Sibelius pulled it from public performance because he probably felt it was not exactly “him”. He wrote it, inspired by the Kalevala legend, but it was the utterance of a composer braving new soundscapes.

Salonen talks about how the manuscript (he once conducted from a photocopy of it) is perhaps “the most illegible thing I’ve ever seen in my life.” One cannot but imagine the young Jean Sibelius, in his mid-20s, inspiration afire, searing, scribbling the score. “He was a spontaneous and volatile composer,” Salonen describes the image.

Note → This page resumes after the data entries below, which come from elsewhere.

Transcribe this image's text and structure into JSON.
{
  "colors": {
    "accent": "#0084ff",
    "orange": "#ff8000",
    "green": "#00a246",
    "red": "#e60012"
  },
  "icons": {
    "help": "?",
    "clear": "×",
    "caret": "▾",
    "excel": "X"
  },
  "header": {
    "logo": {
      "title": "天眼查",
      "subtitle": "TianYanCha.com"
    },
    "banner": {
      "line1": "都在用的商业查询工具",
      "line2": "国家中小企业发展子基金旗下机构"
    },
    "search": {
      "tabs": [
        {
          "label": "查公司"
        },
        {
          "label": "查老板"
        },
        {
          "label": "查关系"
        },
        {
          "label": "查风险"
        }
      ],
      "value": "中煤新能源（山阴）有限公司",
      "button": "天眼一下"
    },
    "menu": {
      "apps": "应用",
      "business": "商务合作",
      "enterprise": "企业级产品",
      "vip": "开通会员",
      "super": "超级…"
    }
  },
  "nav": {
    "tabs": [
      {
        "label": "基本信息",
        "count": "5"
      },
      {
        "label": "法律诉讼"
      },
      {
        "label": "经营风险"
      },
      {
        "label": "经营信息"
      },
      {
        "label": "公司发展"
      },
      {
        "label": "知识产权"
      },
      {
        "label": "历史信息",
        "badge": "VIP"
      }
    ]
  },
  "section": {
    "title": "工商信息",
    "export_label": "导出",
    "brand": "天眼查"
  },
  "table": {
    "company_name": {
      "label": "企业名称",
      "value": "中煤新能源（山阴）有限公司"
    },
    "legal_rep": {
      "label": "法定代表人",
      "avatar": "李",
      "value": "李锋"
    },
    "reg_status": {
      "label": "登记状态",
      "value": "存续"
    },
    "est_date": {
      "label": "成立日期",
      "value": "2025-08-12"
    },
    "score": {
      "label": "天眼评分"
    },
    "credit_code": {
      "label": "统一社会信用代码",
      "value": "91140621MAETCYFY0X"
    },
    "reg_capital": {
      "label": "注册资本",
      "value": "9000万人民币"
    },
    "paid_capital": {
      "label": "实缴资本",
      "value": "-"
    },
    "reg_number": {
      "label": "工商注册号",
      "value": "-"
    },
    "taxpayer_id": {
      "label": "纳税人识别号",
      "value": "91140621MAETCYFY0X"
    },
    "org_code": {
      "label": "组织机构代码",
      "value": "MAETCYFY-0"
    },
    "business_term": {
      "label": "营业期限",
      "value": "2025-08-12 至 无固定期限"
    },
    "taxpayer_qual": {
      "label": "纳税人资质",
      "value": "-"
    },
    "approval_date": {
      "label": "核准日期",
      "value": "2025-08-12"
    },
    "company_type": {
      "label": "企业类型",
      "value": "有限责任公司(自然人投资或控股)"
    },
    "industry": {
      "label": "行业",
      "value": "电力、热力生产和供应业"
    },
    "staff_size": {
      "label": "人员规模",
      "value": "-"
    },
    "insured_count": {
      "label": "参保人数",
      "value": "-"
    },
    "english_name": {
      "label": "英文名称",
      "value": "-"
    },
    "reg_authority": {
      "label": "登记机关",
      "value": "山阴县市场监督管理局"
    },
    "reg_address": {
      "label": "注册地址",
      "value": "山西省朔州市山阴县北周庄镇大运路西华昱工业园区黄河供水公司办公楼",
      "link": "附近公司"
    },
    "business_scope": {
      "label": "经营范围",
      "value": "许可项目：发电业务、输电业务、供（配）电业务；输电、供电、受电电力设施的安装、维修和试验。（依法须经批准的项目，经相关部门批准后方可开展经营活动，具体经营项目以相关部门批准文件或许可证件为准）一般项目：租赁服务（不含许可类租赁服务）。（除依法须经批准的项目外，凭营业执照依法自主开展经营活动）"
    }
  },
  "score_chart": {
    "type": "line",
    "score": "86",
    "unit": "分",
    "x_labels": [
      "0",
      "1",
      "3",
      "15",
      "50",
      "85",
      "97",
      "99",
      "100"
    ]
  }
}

It is “Proto-Sibelius”, Kullervo. A music and a sound that struggled to be born. What it is trying to do – what Sibelius was trying to do – doesn’t quite always make it, says Salonen, but what was born was undeniably powerful.

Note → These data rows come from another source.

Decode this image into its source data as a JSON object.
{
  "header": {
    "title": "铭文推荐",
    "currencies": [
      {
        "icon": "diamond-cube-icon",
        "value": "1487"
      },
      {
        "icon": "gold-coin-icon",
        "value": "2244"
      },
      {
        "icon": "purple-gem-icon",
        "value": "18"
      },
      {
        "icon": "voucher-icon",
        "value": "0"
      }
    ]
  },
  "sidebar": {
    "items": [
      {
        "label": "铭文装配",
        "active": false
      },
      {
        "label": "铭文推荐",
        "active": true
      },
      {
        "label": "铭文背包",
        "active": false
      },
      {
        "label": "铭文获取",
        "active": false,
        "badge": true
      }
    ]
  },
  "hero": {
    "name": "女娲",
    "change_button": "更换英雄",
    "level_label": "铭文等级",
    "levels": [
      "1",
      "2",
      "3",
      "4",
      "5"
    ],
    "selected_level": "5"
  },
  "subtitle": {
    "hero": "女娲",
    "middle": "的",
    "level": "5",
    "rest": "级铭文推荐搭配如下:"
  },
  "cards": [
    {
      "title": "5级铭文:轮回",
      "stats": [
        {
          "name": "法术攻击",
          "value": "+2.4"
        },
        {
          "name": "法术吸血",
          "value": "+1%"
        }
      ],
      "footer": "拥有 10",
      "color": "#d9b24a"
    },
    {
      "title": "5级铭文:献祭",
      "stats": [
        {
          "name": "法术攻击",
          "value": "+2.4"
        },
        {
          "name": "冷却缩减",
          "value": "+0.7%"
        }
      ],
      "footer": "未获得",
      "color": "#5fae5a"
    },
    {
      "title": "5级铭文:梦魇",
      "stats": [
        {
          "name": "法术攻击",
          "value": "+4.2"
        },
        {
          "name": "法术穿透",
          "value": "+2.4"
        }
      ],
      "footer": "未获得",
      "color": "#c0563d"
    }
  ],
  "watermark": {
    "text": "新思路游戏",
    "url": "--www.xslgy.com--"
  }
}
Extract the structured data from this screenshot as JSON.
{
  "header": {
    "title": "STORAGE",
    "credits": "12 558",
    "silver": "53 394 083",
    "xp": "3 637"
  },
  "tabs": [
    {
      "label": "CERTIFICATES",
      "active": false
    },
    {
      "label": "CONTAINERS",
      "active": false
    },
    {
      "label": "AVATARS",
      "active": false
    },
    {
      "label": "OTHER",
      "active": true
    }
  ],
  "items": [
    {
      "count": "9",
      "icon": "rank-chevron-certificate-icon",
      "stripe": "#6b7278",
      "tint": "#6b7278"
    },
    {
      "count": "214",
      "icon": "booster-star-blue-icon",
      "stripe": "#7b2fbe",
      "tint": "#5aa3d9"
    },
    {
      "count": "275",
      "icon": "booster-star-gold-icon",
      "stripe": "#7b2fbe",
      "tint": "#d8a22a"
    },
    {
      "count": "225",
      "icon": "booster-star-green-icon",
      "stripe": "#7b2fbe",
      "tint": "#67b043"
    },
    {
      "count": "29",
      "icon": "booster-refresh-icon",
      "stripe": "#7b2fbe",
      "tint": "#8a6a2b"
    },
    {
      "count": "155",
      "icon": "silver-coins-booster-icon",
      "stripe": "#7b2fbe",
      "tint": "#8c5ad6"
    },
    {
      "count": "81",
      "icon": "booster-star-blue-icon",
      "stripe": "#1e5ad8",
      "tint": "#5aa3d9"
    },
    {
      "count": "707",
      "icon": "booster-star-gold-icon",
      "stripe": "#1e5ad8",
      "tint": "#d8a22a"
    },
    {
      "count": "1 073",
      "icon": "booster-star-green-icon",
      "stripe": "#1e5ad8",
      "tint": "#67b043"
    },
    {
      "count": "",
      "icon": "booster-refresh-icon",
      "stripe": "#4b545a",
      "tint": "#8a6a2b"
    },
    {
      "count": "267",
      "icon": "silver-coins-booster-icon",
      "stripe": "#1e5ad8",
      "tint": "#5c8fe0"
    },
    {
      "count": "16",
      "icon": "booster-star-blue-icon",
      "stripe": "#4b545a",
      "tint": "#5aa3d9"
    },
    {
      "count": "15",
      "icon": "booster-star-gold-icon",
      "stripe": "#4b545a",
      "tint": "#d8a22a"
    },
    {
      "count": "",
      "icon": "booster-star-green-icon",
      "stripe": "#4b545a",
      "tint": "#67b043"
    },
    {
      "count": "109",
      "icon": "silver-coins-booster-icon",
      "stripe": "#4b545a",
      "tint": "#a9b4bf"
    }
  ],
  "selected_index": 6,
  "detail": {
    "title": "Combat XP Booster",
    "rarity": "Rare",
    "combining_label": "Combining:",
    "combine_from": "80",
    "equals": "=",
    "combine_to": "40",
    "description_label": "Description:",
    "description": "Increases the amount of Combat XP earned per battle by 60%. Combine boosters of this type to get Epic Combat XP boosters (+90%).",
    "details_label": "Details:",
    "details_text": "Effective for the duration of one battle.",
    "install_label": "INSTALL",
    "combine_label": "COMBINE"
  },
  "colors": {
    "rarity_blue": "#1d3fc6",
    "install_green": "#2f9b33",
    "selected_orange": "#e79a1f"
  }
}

A raw diamond, its power clear and obvious, but not refined enough for Sibelius to consider it mature, to be fit for keeps. It was a musical tremoring, a display of raw power that Sibelius unleashed once, and never again. It was a birth of a kind of sound, bloody and raw.

However, it was just the thing, this strange and primeval sound, that made it unique during its time. It was a soundscape that was not quite finished developing. But it was certainly and irrefutably – Finnish.

Lost King of Finland

On September 20, 1957 – only 53 years ago, Jean Sibelius passed away.  Sir Malcolm Sargent, who was in Finland to conduct the Fifth Symphony, said, “Finland has lost its king, and there is no successor.”

I found this quotation from a digitized newspaper article from 22 September 1957, that I found via NewspaperSG, which is a digital respository of Singapore newspapers. Have a look – it’s quite a piece of history.

Here again, is my Farewell video tribute to Jean Sibelius. Continue reading Lost King of Finland

Sibelius’ Farewell: Ossia – Prospero’s Epilogue from The Tempest

I’ve finally completed my second music video. Sibelius of course. Like my first little experiment, it deliberately highlights a lesser-known work, from the very end of Sibelius’ incidental music for The Tempest, Op.109. This little project has been in my head for more than half a year, and I’m relieved that it is done.

In Shakespeare’s final play The Tempest (1610-1611), the great magician Prospero steps out once more after the tale is done, to speak to the audience. His famous Epilogue is often interpreted as Shakespeare’s own farewell to the world of drama, The Tempest being his last play. Prospero beseeches the audience to set him free of his obligations, and allow him to retire his magic. If he clings on to the art, his ending would be despair. Think Spiderman, “With great power…”
Continue reading Sibelius’ Farewell: Ossia – Prospero’s Epilogue from The Tempest

Sometimes magnificence deserves a better name

In September 2009, in a fit of inspiration, I decided to make a video – make that music video – of one of my favourite unknown pieces of Sibelius, which up till then has never had any presence on Youtube.

Continue reading Sometimes magnificence deserves a better name